Extensive research is also on to identify specific strains of algae and to develop processes and technologies, wherein Bio-fuels from algae may be directly used in transportation, rather than blending them with fossil fuels.

But the battle has just started. The 2nd edition of the Biodiesel 2020 study finds the biodiesel industry is entering a new era of transition to alternative feed stocks, emerging technologies, and revised government policies favoring sustainable feed stocks and fuels. Each of these transitions offers considerable challenges and growth opportunities for biodiesel developers, producers, feedstock producers, and entrepreneurs.

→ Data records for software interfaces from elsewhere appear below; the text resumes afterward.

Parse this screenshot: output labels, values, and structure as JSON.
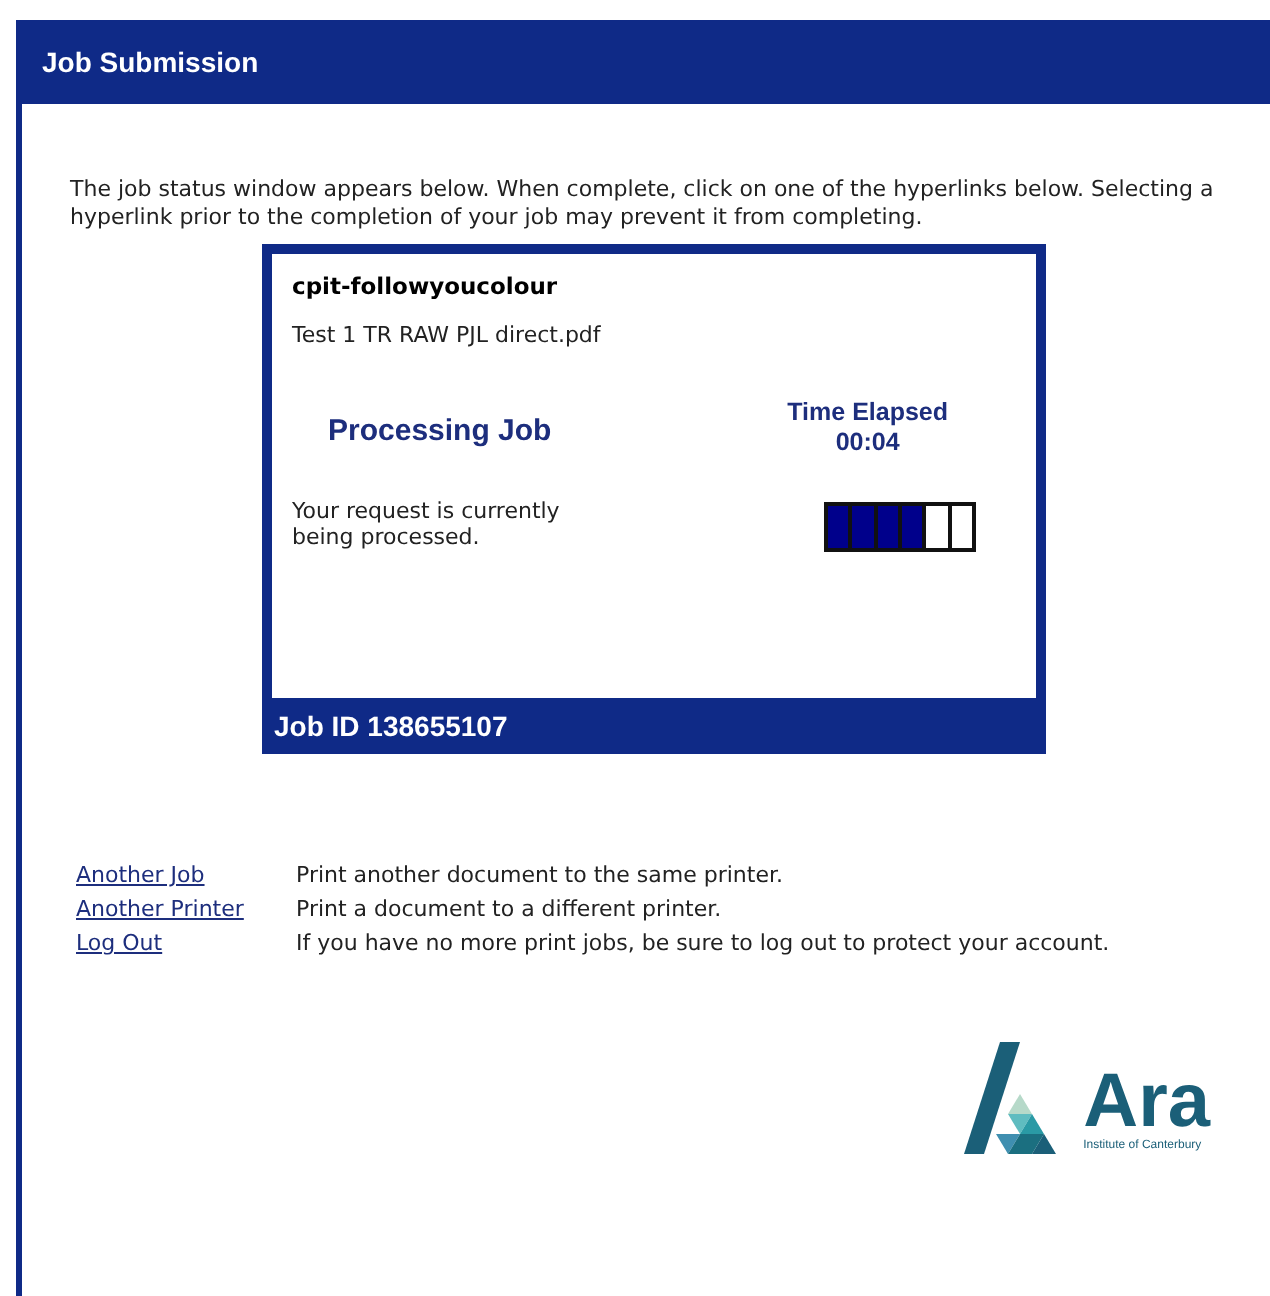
{
  "header": {
    "title": "Job Submission"
  },
  "intro": "The job status window appears below. When complete, click on one of the hyperlinks below. Selecting a hyperlink prior to the completion of your job may prevent it from completing.",
  "status_window": {
    "printer": "cpit-followyoucolour",
    "document": "Test 1 TR RAW PJL direct.pdf",
    "status": "Processing Job",
    "elapsed_label": "Time Elapsed",
    "elapsed": "00:04",
    "message": "Your request is currently being processed.",
    "progress": {
      "level": 0.667
    },
    "job_id": "Job ID 138655107"
  },
  "links": [
    {
      "label": "Another Job",
      "description": "Print another document to the same printer."
    },
    {
      "label": "Another Printer",
      "description": "Print a document to a different printer."
    },
    {
      "label": "Log Out",
      "description": "If you have no more print jobs, be sure to log out to protect your account."
    }
  ],
  "logo": {
    "name": "Ara",
    "tagline": "Institute of Canterbury"
  }
}
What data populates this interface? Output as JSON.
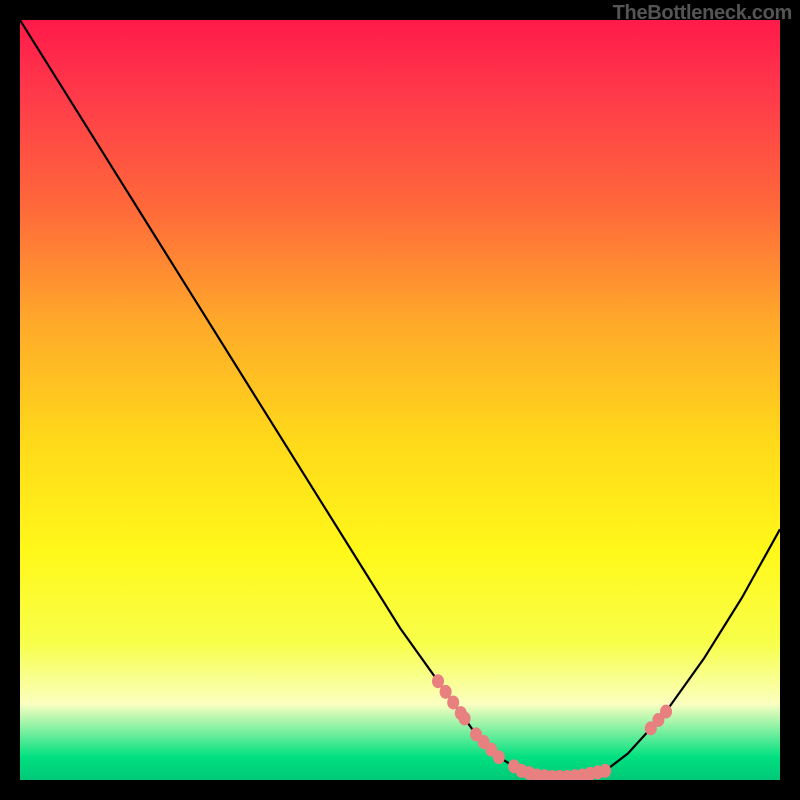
{
  "watermark": "TheBottleneck.com",
  "chart_data": {
    "type": "line",
    "title": "",
    "xlabel": "",
    "ylabel": "",
    "xlim": [
      0,
      100
    ],
    "ylim": [
      0,
      100
    ],
    "curve": [
      {
        "x": 0,
        "y": 100
      },
      {
        "x": 5,
        "y": 92
      },
      {
        "x": 10,
        "y": 84
      },
      {
        "x": 20,
        "y": 68
      },
      {
        "x": 30,
        "y": 52
      },
      {
        "x": 40,
        "y": 36
      },
      {
        "x": 50,
        "y": 20
      },
      {
        "x": 55,
        "y": 13
      },
      {
        "x": 60,
        "y": 6
      },
      {
        "x": 63,
        "y": 3
      },
      {
        "x": 66,
        "y": 1.2
      },
      {
        "x": 68,
        "y": 0.6
      },
      {
        "x": 70,
        "y": 0.4
      },
      {
        "x": 72,
        "y": 0.4
      },
      {
        "x": 74,
        "y": 0.6
      },
      {
        "x": 77,
        "y": 1.2
      },
      {
        "x": 80,
        "y": 3.5
      },
      {
        "x": 85,
        "y": 9
      },
      {
        "x": 90,
        "y": 16
      },
      {
        "x": 95,
        "y": 24
      },
      {
        "x": 100,
        "y": 33
      }
    ],
    "data_points": [
      {
        "x": 55,
        "y": 13.0
      },
      {
        "x": 56,
        "y": 11.6
      },
      {
        "x": 57,
        "y": 10.2
      },
      {
        "x": 58,
        "y": 8.8
      },
      {
        "x": 58.5,
        "y": 8.1
      },
      {
        "x": 60,
        "y": 6.0
      },
      {
        "x": 61,
        "y": 5.0
      },
      {
        "x": 62,
        "y": 4.0
      },
      {
        "x": 63,
        "y": 3.0
      },
      {
        "x": 65,
        "y": 1.8
      },
      {
        "x": 66,
        "y": 1.2
      },
      {
        "x": 67,
        "y": 0.9
      },
      {
        "x": 68,
        "y": 0.6
      },
      {
        "x": 69,
        "y": 0.5
      },
      {
        "x": 70,
        "y": 0.4
      },
      {
        "x": 71,
        "y": 0.4
      },
      {
        "x": 72,
        "y": 0.4
      },
      {
        "x": 73,
        "y": 0.5
      },
      {
        "x": 74,
        "y": 0.6
      },
      {
        "x": 75,
        "y": 0.8
      },
      {
        "x": 76,
        "y": 1.0
      },
      {
        "x": 77,
        "y": 1.2
      },
      {
        "x": 83,
        "y": 6.8
      },
      {
        "x": 84,
        "y": 7.9
      },
      {
        "x": 85,
        "y": 9.0
      }
    ],
    "point_color": "#e88080",
    "line_color": "#000000"
  }
}
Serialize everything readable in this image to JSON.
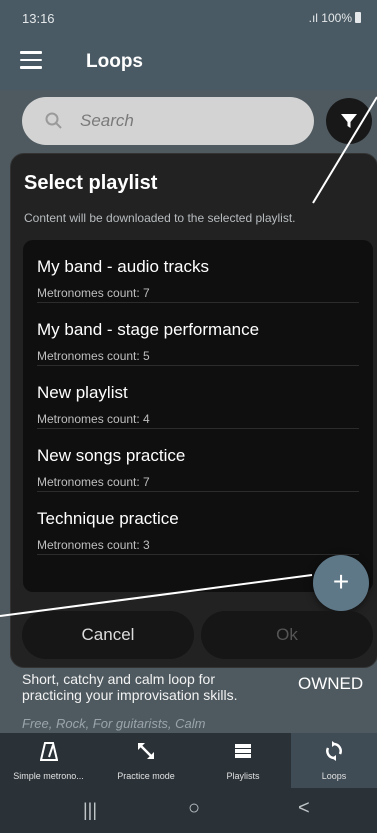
{
  "status_bar": {
    "time": "13:16",
    "signal": ".ıl",
    "battery_pct": "100%"
  },
  "app_bar": {
    "title": "Loops"
  },
  "search": {
    "placeholder": "Search"
  },
  "dialog": {
    "title": "Select playlist",
    "subtitle": "Content will be downloaded to the selected playlist.",
    "playlists": [
      {
        "name": "My band - audio tracks",
        "count_text": "Metronomes count: 7"
      },
      {
        "name": "My band - stage performance",
        "count_text": "Metronomes count: 5"
      },
      {
        "name": "New playlist",
        "count_text": "Metronomes count: 4"
      },
      {
        "name": "New songs practice",
        "count_text": "Metronomes count: 7"
      },
      {
        "name": "Technique practice",
        "count_text": "Metronomes count: 3"
      }
    ],
    "fab_label": "+",
    "cancel_label": "Cancel",
    "ok_label": "Ok"
  },
  "loop_card": {
    "description": "Short, catchy and calm loop for practicing your improvisation skills.",
    "status": "OWNED",
    "tags": "Free, Rock, For guitarists, Calm"
  },
  "bottom_nav": {
    "items": [
      {
        "label": "Simple metrono...",
        "icon": "metronome-icon"
      },
      {
        "label": "Practice mode",
        "icon": "practice-icon"
      },
      {
        "label": "Playlists",
        "icon": "playlist-icon"
      },
      {
        "label": "Loops",
        "icon": "loops-icon",
        "active": true
      }
    ]
  },
  "system_nav": {
    "recents": "|||",
    "home": "○",
    "back": "<"
  },
  "colors": {
    "app_bar": "#4a5a64",
    "fab": "#5e7888",
    "sheet": "#222222",
    "list_bg": "#0f0f0f"
  }
}
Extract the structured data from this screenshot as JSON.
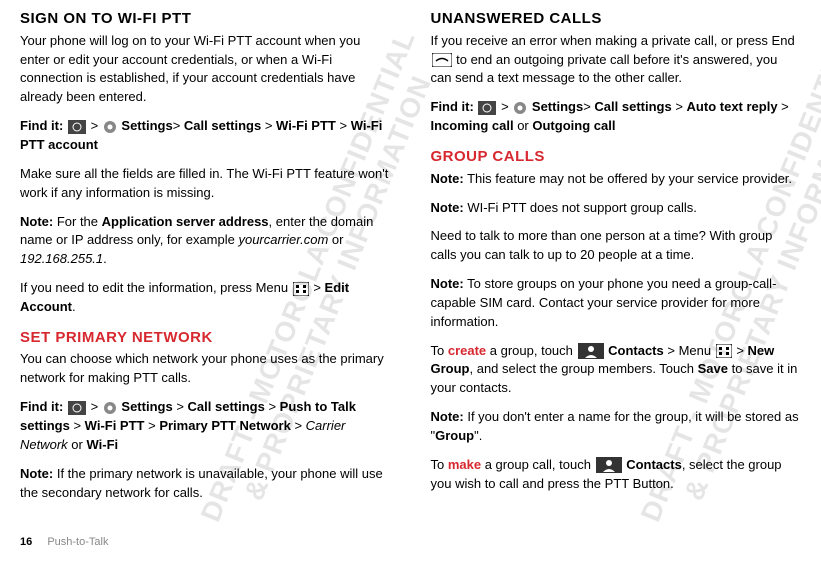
{
  "watermark": "DRAFT - MOTOROLA CONFIDENTIAL\n& PROPRIETARY INFORMATION",
  "col1": {
    "h1": "Sign on to Wi-Fi PTT",
    "p1a": "Your phone will log on to your Wi-Fi PTT account when you enter or edit your account credentials, or when a Wi-Fi connection is established, if your account credentials have already been entered.",
    "find1_label": "Find it:",
    "find1_settings": "Settings",
    "find1_callsettings": "Call settings",
    "find1_wifiptt": "Wi-Fi PTT",
    "find1_acct": "Wi-Fi PTT account",
    "p1b": "Make sure all the fields are filled in. The Wi-Fi PTT feature won't work if any information is missing.",
    "note1_label": "Note:",
    "note1_a": " For the ",
    "note1_b": "Application server address",
    "note1_c": ", enter the domain name or IP address only, for example ",
    "note1_d": "yourcarrier.com",
    "note1_e": " or ",
    "note1_f": "192.168.255.1",
    "note1_g": ".",
    "p1c_a": "If you need to edit the information, press Menu ",
    "p1c_b": " > ",
    "p1c_c": "Edit Account",
    "p1c_d": ".",
    "h2": "Set primary network",
    "p2a": "You can choose which network your phone uses as the primary network for making PTT calls.",
    "find2_label": "Find it:",
    "find2_settings": "Settings",
    "find2_callsettings": "Call settings",
    "find2_pushto": "Push to Talk settings",
    "find2_wifiptt": "Wi-Fi PTT",
    "find2_primary": "Primary PTT Network",
    "find2_carrier": "Carrier Network",
    "find2_or": " or ",
    "find2_wifi": "Wi-Fi",
    "note2_label": "Note:",
    "note2_txt": " If the primary network is unavailable, your phone will use the secondary network for calls."
  },
  "col2": {
    "h1": "Unanswered calls",
    "p1a_a": "If you receive an error when making a private call, or press End ",
    "p1a_b": " to end an outgoing private call before it's answered, you can send a text message to the other caller.",
    "find1_label": "Find it:",
    "find1_settings": "Settings",
    "find1_callsettings": "Call settings",
    "find1_auto": "Auto text reply",
    "find1_incoming": "Incoming call",
    "find1_or": " or ",
    "find1_outgoing": "Outgoing call",
    "h2": "Group calls",
    "note1_label": "Note:",
    "note1_txt": " This feature may not be offered by your service provider.",
    "note2_label": "Note:",
    "note2_txt": " WI-Fi PTT does not support group calls.",
    "p2a": "Need to talk to more than one person at a time? With group calls you can talk to up to 20 people at a time.",
    "note3_label": "Note:",
    "note3_txt": " To store groups on your phone you need a group-call-capable SIM card. Contact your service provider for more information.",
    "create_a": "To ",
    "create_word": "create",
    "create_b": " a group, touch ",
    "create_contacts": "Contacts",
    "create_c": " > Menu ",
    "create_d": " > ",
    "create_newgroup": "New Group",
    "create_e": ", and select the group members. Touch ",
    "create_save": "Save",
    "create_f": " to save it in your contacts.",
    "note4_label": "Note:",
    "note4_a": " If you don't enter a name for the group, it will be stored as \"",
    "note4_b": "Group",
    "note4_c": "\".",
    "make_a": "To ",
    "make_word": "make",
    "make_b": " a group call, touch ",
    "make_contacts": "Contacts",
    "make_c": ", select the group you wish to call and press the PTT Button."
  },
  "footer": {
    "page": "16",
    "section": "Push-to-Talk"
  }
}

On the other hand, according to US Energy & Policy Advisor Daniel Kammen, the most interesting feature about algae is that it’s a wildcard. Algae might be a big player, but right now, there are some real breakthroughs required for a reasonable sized scale of production of algae-oils, sufficient to run even a car. According to Christen Coogner of Discovery news, although algae is currently the most energy-dense Bio fuel source, the cost of producing algae oil is prohibitively expensive. The U.S. Department of Energy estimates that the Bio fuel would cost around $8 per gallon at the pump. Other experts have even projected prices of more than $50 per gallon because of inefficient production and harvesting methods.

Kansas State University engineer Wenquiao Yuan and his colleague think that growing algae on floating, acre-sized platforms in the ocean could dramatically reduce expenses associated with algae oil production by providing free sources of sunlight, nutrients, controlled temperature and water. However, the ocean environment could present some unavoidable problems – like weather extremities.

Some reports even suggest that it will be at least 10 – 15 years before we can hope to have found a satisfactory solution to this end. Thus the future of commercial scale production of Bio-fuels and energy from algae is still unclear. While the research and pilot tests will continue and even more funds and resources will be committed and deployed, the world at large should continue building emphasis on energy conservation and efficient utilization of electrical as well as thermal energy. We must acknowledge that at present it is far cheaper and easier to conserve energy than to generate more from renewable sources and the environmental impact of ever increasing generation from fossil fuels is already there for the world to see.